This is a really simple idea and is great for personal blogs, multiple author blogs, and even your own church’s blog. First, decide how often you want to post. Four times per day? Once a day? Every Monday, Wednesday and Friday? Monday through Friday? Only the weekend? There’s obviously a lot of options, but please keep this core concept in mind:
Blogging is a marathon, not a sprint.
This is where most bloggers screw up. They think they can keep a demanding posting schedule, and while they do great at first, they burn out or run out of inspiration in a few short weeks or months. If you understand from the start that blogging is a marathon, you’ll be a lot more disciplined to pace yourself, even if you are brimming with blog post ideas right now. Don’t worry, you’ll eventually hit a lull in your ideas.
Once you’ve decided on a posting schedule, it’s time to put your schedule into action.
Schedule Your Blog Posts
With your schedule figured out, it’s time to schedule your blog posts. Hopefully you’re using WordPress or some other platform that enables you to schedule your blog posts ahead of time. If you’re worried about sharing your new blog posts via social media, there are numerous ways you can automate it and something that would require another blog post.

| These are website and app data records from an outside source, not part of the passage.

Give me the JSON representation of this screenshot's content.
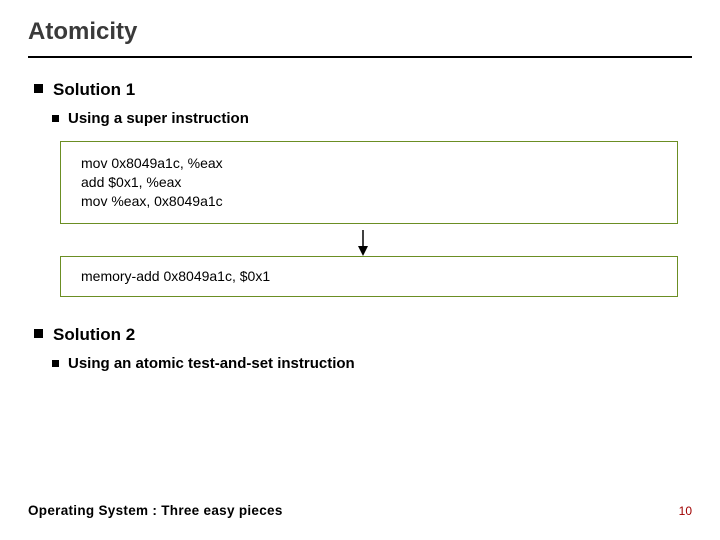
{
  "title": "Atomicity",
  "solution1": {
    "heading": "Solution 1",
    "sub": "Using a super instruction",
    "code_before": {
      "l1": "mov 0x8049a1c, %eax",
      "l2": "add $0x1, %eax",
      "l3": "mov %eax, 0x8049a1c"
    },
    "code_after": {
      "l1": "memory-add 0x8049a1c, $0x1"
    }
  },
  "solution2": {
    "heading": "Solution 2",
    "sub": "Using an atomic test-and-set instruction"
  },
  "footer": {
    "text": "Operating System : Three easy pieces",
    "page": "10"
  }
}
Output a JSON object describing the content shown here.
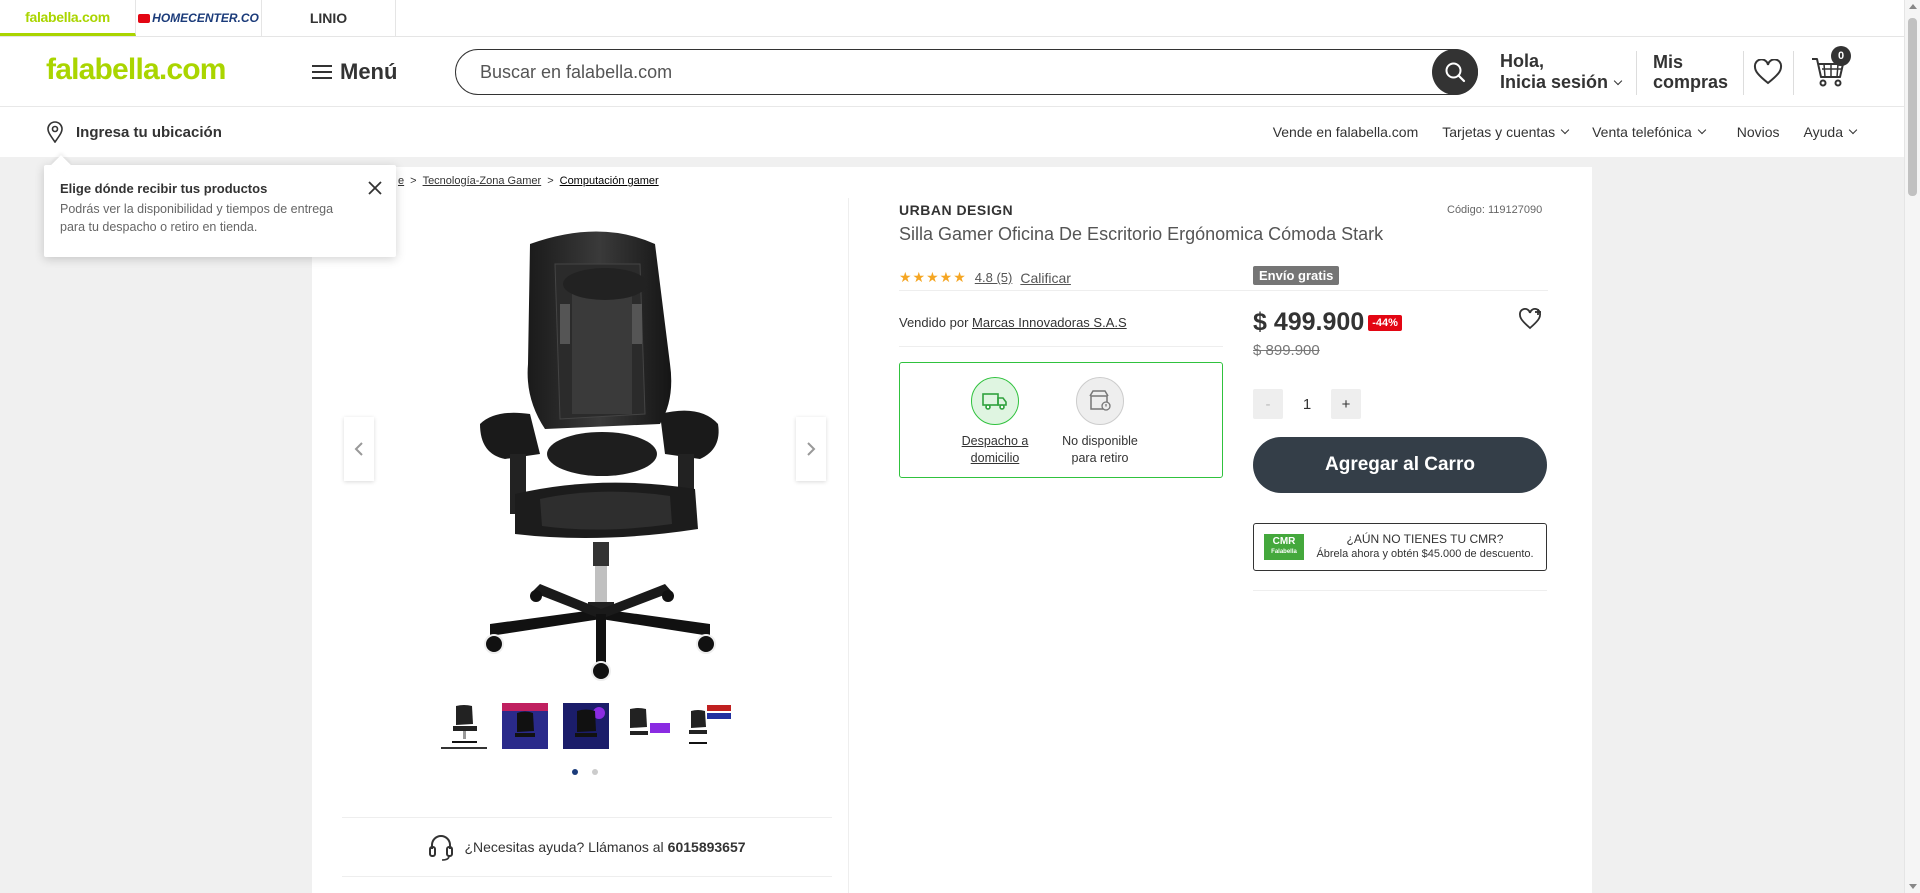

ChurchMag schedules posts one week ahead. So, when I am writing for next Wednesday, for instance, I am writing on Wednesday. It helps keep everything straight for me. There’s nothing magical about a week, it’s what I’ve found to be a good balance of working ahead without being too far ahead and feeling irrelevent. Besides, I can always reschedule posts when there’s something more time sensative that pops up.
With a week worth of blog posts scheduled, it allows me to have a busy day or if I don’t have time to work on ChurchMag, I have the freedom to fall a day behind, but there’s no stress. I can catch-up the next day, instead of worrying about not posting a blog post or hurriedly writing a bunch of junk only for the sake of publishing a blog post.
The Freedom to Write
Like I said, I started doing this a few years ago, but as I sit and write this today — not a week ago, but just a few hours before this posts — I am reminded of the effect that time has on the freedom to write. While today’s time limitation has helped me write this blog post, this is not the kind of long term dynamic that lends well to good blogging.
Having the freedom to write, requires time.
Having the freedom to abandon a post for another day, writing extra posts in a day because you feel particularly inspired, or writing nothing because you’re just ‘not feeling it,’ all requires time.
If you want to increase the quality and overall awesomeness of your blog, give yourself some margin in your time and start writing and scheduling your blog posts ahead of time.
Writing Requires Time
Scheduling your blog posts may take pressure off of you and gives you some margin for the ebbs and flows of writing inspiration, but don’t forget that writing anything — both blog posts and novels — requires time. You have to be intentional and make the time for writing! This is a concept I plan to enforce in my own life as I approach writing a novel of mine and not just ChurchMag blog posts and ChurchMag Press ebooks.
If you are serious about writing and blogging, get serious about setting aside time to do it. Some days will be more productive than others, but your net gain will always yield results you will be happy with. I’ve found this to be true as a professional blogger these past several years, so I am sure this same principle holds true to writing a novel.
Now, it’s time for me to hit “Publish” and post this blog post and start working towards getting my week worth of blog posts scheduled ahead of time. Later tonight, I also plan on spending at least 30-minutes on my novel.